Wednesday 1st October 2014

As of 1 October 2014, there are four big changes within employment law that are likely to affect employers:

1. The National Minimum Wage increases:

  • £6.50 for workers aged 21 and over (up 19p);
  • £5.13 for workers 18-20 years old (up 10p);
  • £3.79 for 16-17 years old (up 7p); and
  • £2.73 for apprentices who are in the first year of their apprenticeship or aged 16-18.

It is vital for employers to ensure that all of their staff receive the increased rates from 1
October or they could face a penalty of up to £20,000 for each worker who is underpaid.

2. Equal Pay Audits:

If an Employment Tribunal has found an employer to be guilty of sex discrimination in relation to ‘pay’ (either a wage or a non-contractual payment, such as a bonus) they can order the employer to carry out an ‘Equal Pay Audit’.

Audits are likely to be costly to undertake and if the results of the audit become public they could lead to both reputational issues and further claims.  It goes without saying – both male and female employees at the same level with the same skills and contractual hours should be paid equally.

3. The right to unpaid time off for ante-natal appointments:

Qualifying workers now have the right to take unpaid time off work to accompany a pregnant woman to up to two ante-natal appointments, capped at a maximum of 6.5 hours per appointment.

To qualify for the right the worker must be either:

  • the husband, civil partner or partner of the pregnant woman; or
  • the father or parent of the pregnant woman’s child; or
  • the intended parents in a surrogacy situation meeting the specified conditions

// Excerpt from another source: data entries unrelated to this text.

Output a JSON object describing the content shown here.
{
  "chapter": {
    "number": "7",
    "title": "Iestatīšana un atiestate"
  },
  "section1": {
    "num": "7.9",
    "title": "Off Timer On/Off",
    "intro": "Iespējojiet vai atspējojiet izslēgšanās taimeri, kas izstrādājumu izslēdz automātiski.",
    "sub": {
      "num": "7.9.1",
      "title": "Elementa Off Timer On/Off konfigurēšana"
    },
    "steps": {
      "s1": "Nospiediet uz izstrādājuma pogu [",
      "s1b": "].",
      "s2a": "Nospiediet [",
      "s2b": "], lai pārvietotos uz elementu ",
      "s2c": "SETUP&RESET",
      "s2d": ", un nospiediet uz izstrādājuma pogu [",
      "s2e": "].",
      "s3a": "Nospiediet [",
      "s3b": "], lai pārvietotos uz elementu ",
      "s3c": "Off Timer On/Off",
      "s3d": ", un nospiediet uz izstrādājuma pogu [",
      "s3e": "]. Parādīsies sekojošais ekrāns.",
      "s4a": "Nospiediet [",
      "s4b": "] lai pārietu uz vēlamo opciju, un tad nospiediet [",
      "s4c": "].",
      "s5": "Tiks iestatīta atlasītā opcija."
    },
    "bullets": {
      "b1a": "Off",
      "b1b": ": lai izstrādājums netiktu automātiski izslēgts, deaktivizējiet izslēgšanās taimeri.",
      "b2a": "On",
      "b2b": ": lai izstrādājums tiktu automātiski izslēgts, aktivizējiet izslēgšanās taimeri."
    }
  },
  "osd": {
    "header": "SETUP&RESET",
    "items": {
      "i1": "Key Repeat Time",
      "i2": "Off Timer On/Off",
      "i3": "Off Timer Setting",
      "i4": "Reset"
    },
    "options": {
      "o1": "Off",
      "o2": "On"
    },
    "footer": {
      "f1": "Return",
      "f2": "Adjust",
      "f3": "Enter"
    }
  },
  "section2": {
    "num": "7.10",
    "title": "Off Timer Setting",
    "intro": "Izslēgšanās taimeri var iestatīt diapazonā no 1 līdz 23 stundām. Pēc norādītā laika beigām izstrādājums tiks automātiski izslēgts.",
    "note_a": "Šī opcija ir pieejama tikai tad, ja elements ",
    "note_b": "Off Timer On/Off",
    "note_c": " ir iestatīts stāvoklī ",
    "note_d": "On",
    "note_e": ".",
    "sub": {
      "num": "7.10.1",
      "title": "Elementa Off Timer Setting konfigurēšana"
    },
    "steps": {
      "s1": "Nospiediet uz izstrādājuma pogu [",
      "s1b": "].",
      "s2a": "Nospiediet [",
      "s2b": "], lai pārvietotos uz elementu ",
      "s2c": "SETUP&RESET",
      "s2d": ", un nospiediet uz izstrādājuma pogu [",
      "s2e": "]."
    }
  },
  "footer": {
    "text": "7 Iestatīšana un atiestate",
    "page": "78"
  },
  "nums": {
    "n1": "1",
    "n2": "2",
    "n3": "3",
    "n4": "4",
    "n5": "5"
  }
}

Whilst it is unpaid leave, it is effectively employees taking time away from the office – ensure managers know about the 6.5 hours maximum per appointment.

4. Reservists are better protected against unfair dismissal:

When a worker is dismissed primarily because they are a member of the reserve force, the normal two-year service requirement for bringing a claim of unfair dismissal does not apply – the worker may pursue their claim immediately.

If you would like any additional information on these changes or any advice, please contact a member of the Employment team.